The acting commissioner for the Office of Early Childhood said they are looking at options that do not impact families already receiving benefits from the state daycare program, Care 4 Kids.
"Without Care 4 Kids, I won't be able to afford it," said Amanda Morriar of New Haven, who depends on Care 4 Kids for her 2-year-old daughter.
Difficult subsidized daycare decisions could be coming before November is over.
"That is our last option," Commissioner Linda Goodman repsonded when asked about parents getting notices that they will be cut off.
"We’re hoping we will not have to notify parents that are currently receiving a subsidy," Goodman said.
The Care 4 Kids program is $5.4 million in the hole after a billion dollar budget decifict for Connecticut was revealed.
Goodman said the hope is to avoid impacting families already enrolled like Amanda Morriar and her two year old daughter.
New families were shut off from the program in August. There are more than 2,000 families currently on that waiting list.
"We’re looking to see if there are other priority groups that we could close to new applicants that wouldn't impact people already receiving a subsidy," Goodman added.
Goodman and Office of Policy and Management Secretary Ben Barnes testified at a deficiency hearing at the Legislative Office Building today.
"That deficit could grow to $9.5 million dollars if no steps are taken to change that program, but we have identified a number of potential mitigations."
Details, day care providers like Georgia Goldburn with Hope for New Haven worry about.
“My fear is we can sustain for a few months. But I don't know how long we can sustain if 55 percent of our families are cut off," Goldburn told the NBC Connecticut Troubleshooters.

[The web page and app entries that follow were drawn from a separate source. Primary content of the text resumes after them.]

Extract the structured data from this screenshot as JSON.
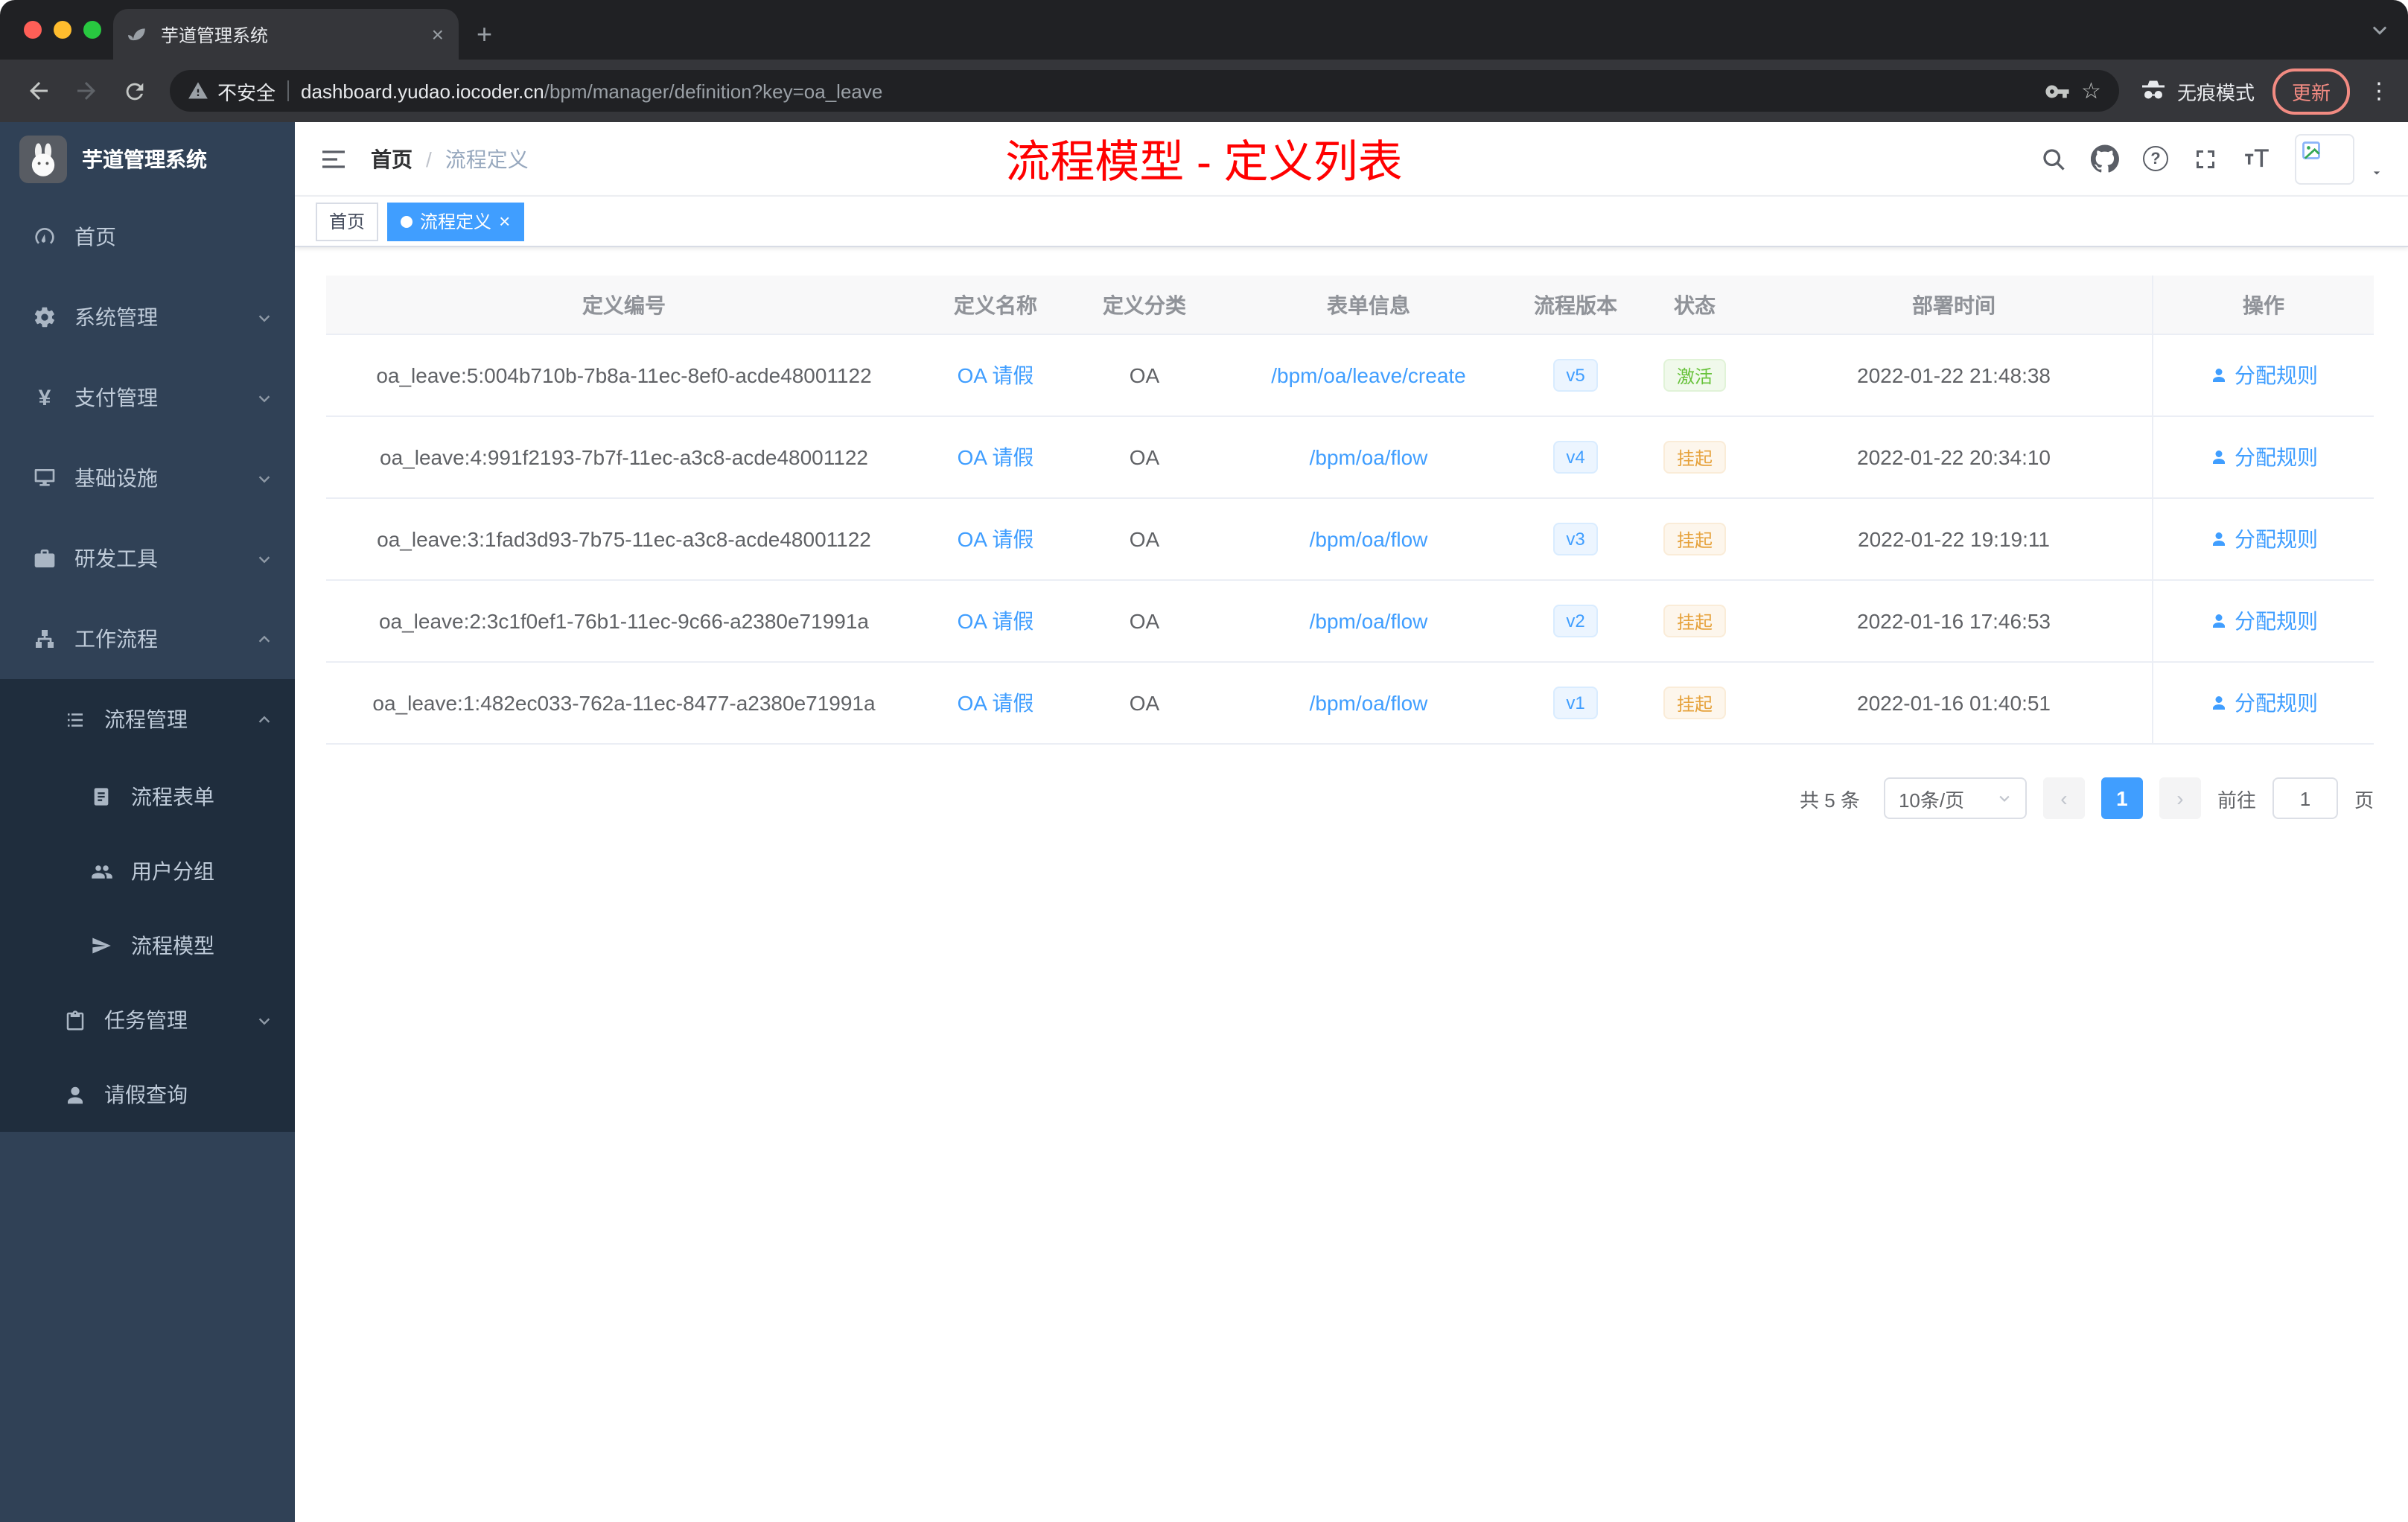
{
  "browser": {
    "tab_title": "芋道管理系统",
    "security_label": "不安全",
    "url_host": "dashboard.yudao.iocoder.cn",
    "url_path": "/bpm/manager/definition?key=oa_leave",
    "incognito_label": "无痕模式",
    "update_label": "更新"
  },
  "icons": {
    "close": "×",
    "plus": "+",
    "star": "☆",
    "kebab": "⋮",
    "question": "?",
    "yen": "¥",
    "prev": "‹",
    "next": "›"
  },
  "sidebar": {
    "brand": "芋道管理系统",
    "items": [
      {
        "label": "首页"
      },
      {
        "label": "系统管理"
      },
      {
        "label": "支付管理"
      },
      {
        "label": "基础设施"
      },
      {
        "label": "研发工具"
      },
      {
        "label": "工作流程"
      },
      {
        "label": "流程管理"
      },
      {
        "label": "流程表单"
      },
      {
        "label": "用户分组"
      },
      {
        "label": "流程模型"
      },
      {
        "label": "任务管理"
      },
      {
        "label": "请假查询"
      }
    ]
  },
  "header": {
    "breadcrumb_home": "首页",
    "breadcrumb_separator": "/",
    "breadcrumb_current": "流程定义",
    "annotation": "流程模型 - 定义列表"
  },
  "tags": {
    "home": "首页",
    "active": "流程定义"
  },
  "table": {
    "columns": [
      "定义编号",
      "定义名称",
      "定义分类",
      "表单信息",
      "流程版本",
      "状态",
      "部署时间",
      "操作"
    ],
    "rows": [
      {
        "id": "oa_leave:5:004b710b-7b8a-11ec-8ef0-acde48001122",
        "name": "OA 请假",
        "category": "OA",
        "form": "/bpm/oa/leave/create",
        "version": "v5",
        "status": "激活",
        "time": "2022-01-22 21:48:38",
        "action": "分配规则"
      },
      {
        "id": "oa_leave:4:991f2193-7b7f-11ec-a3c8-acde48001122",
        "name": "OA 请假",
        "category": "OA",
        "form": "/bpm/oa/flow",
        "version": "v4",
        "status": "挂起",
        "time": "2022-01-22 20:34:10",
        "action": "分配规则"
      },
      {
        "id": "oa_leave:3:1fad3d93-7b75-11ec-a3c8-acde48001122",
        "name": "OA 请假",
        "category": "OA",
        "form": "/bpm/oa/flow",
        "version": "v3",
        "status": "挂起",
        "time": "2022-01-22 19:19:11",
        "action": "分配规则"
      },
      {
        "id": "oa_leave:2:3c1f0ef1-76b1-11ec-9c66-a2380e71991a",
        "name": "OA 请假",
        "category": "OA",
        "form": "/bpm/oa/flow",
        "version": "v2",
        "status": "挂起",
        "time": "2022-01-16 17:46:53",
        "action": "分配规则"
      },
      {
        "id": "oa_leave:1:482ec033-762a-11ec-8477-a2380e71991a",
        "name": "OA 请假",
        "category": "OA",
        "form": "/bpm/oa/flow",
        "version": "v1",
        "status": "挂起",
        "time": "2022-01-16 01:40:51",
        "action": "分配规则"
      }
    ]
  },
  "pagination": {
    "total": "共 5 条",
    "page_size": "10条/页",
    "page": "1",
    "goto_label": "前往",
    "goto_value": "1",
    "unit_label": "页"
  },
  "colors": {
    "accent": "#409eff",
    "success": "#67c23a",
    "warning": "#e6a23c",
    "annotation": "#ff0000",
    "sidebar_bg": "#304156",
    "submenu_bg": "#1f2d3d"
  }
}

Goodman addressed the deficiency hearing and said, "The Office of Early Childhood is examining all options to balance our level of resources available for the program."
"Taking away their access to affordable child care is an enormous kick in the chest," Barnes added.